Making a loop pedal with MediaRecorder

Posted on in Web

After building the JS pedalboard, I ended the launch post with an ambitious stretch goal:

A loop pedal would also be incredible.
But who knows.

After a Saturday of hacking, I’m pleased to say the loop pedal is alive and working! It’s all based around the fantastic, but relatively unknown MediaRecorder API.

Try the pedalboard out for yourself!

The video also uses the new Smoosh compressor and Math.pow() overdrive.

Here’s a diagram of the audio routing in the for(loop) pedal:

Loop pedal routing diagram, explained below

  1. A loop pedal is an ‘always-on’ pedal, so the input is passed straight to the output.
  2. It’s also sent to the ‘Mix in’ gain node. This is for summing purposes for overdubbing.
  3. MediaRecorder will only accept a ‘stream’, so we have to do a little conversion from the gain node with a ctx.createMediaStreamDestination().
  4. It’s then passed to the MediaRecorder.
  5. Once the recording has finished, we pass the audio into an <audio> tag and read the sound back out of there.
  6. The audio is sent back into the ‘Mix in’ node, to allow us to overdub loops.
  7. Finally, the audio tag is also run into a gain node, to control the output volume.

The code looks a little like this:

const output = ctx.createGain();
const mixIn = ctx.createGain();
const volume = ctx.createGain();
const streamer = ctx.createMediaStreamDestination();
const recorder = new MediaRecorder(;
const audio = document.createElement('audio');
const audioOut = ctx.createMediaElementSource(audio);

audioOut.connect(mixIn); // Loop back around for overdubbing

Using the MediaRecorder

The MediaRecorder takes a stream and listens to it. When you call recorder.start(), it begins recording, and surprise, surprise, when you call recorder.stop(), it stops! Then, like all browser API’s, it fires an event. In this case, it’s dataavailable where it passes the audio out. That can be hooked up to an audio tag with a single line:

function onDataAvailable(event) {
  audio.src = URL.createObjectURL(;;

The initial plan was to use the loop attribute on the audio tag, which worked well till overdubs came into the picture.

As the audio is sent back into the ‘Mix in’ node, the recording part of overdubbing was surprisingly simple. But it turns out timing the dub is considerably more complicated that recording an initial loop. To simplify things, I opted to only allow overdubs over a full loop length.

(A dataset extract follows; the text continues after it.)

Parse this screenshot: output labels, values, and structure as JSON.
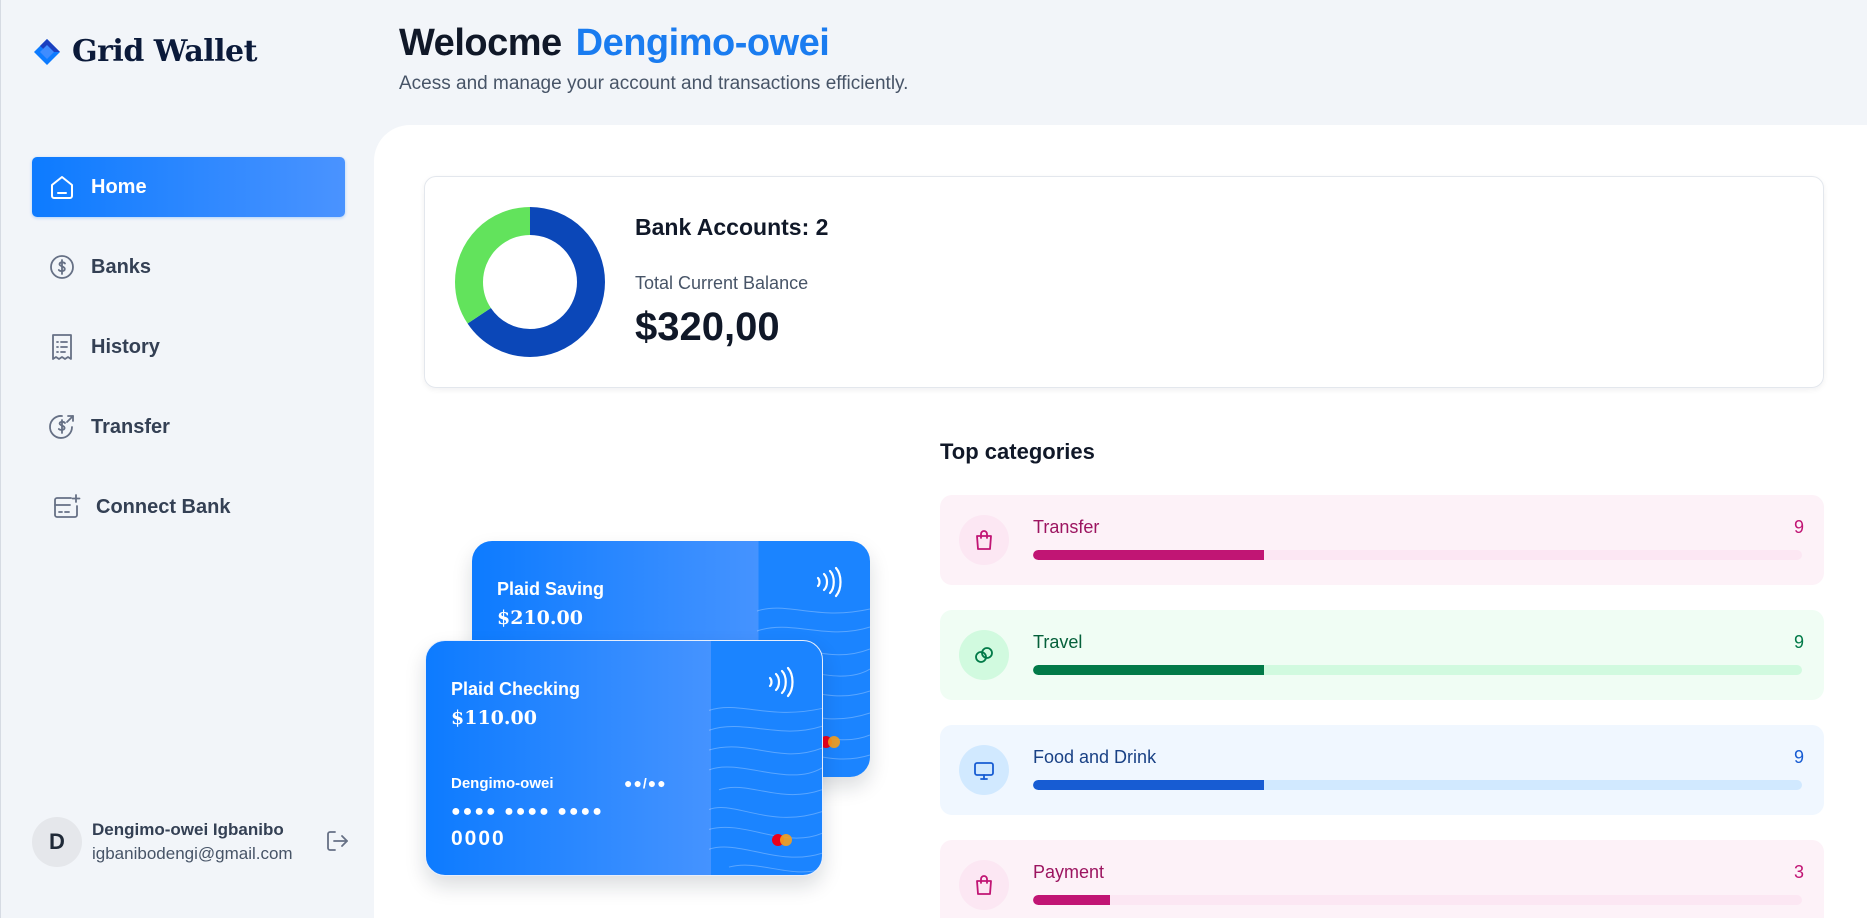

Once a loop is recorded, clicking the loop button again will prepare the looper for more recording, but will only trigger when the loop comes around again. When it gets to the end, the recording phase ends and we go back to playback mode. In theory, this can be done as many times as you like!

When using the loop attribute, the audio tag never sends an ended event. There is a timeupdate events that appears to be pretty consistent in sending an event at 0, but I thought it better to ditch the attribute and listen to the ended event. Then I could immediately call again. This didn’t appear to make any difference to playback, it’s practically instantaneous. I could then hook into the event to start/stop the recorder, and switch the ‘LED’ colour.


The other stretch goal was to add some animations to the pedals, and this seemed like the perfect opportunity. I’ve mocked the pedal to look like a little cassette deck, complete with playback heads and spinning tape! A bit of border-radius: 100% 95%; and infinite rotation on the tape produced a pretty neat effect.

Emulating a little cassette deck

In the spirit of ‘always on’, there is no on/off switch for this pedal, this did mean re-doing the DOM code for it. I haven’t refactored the DOM code just yet though - that might come if another always-on use-case arrives.

MIDI control as a must, as seen by the video. It works in the same way as outlined in the first post.

And yes, for(loop) was the best name I came up with! Please have a play and let me know what you think!

Try the pedalboard out for yourself!

Posted on in Web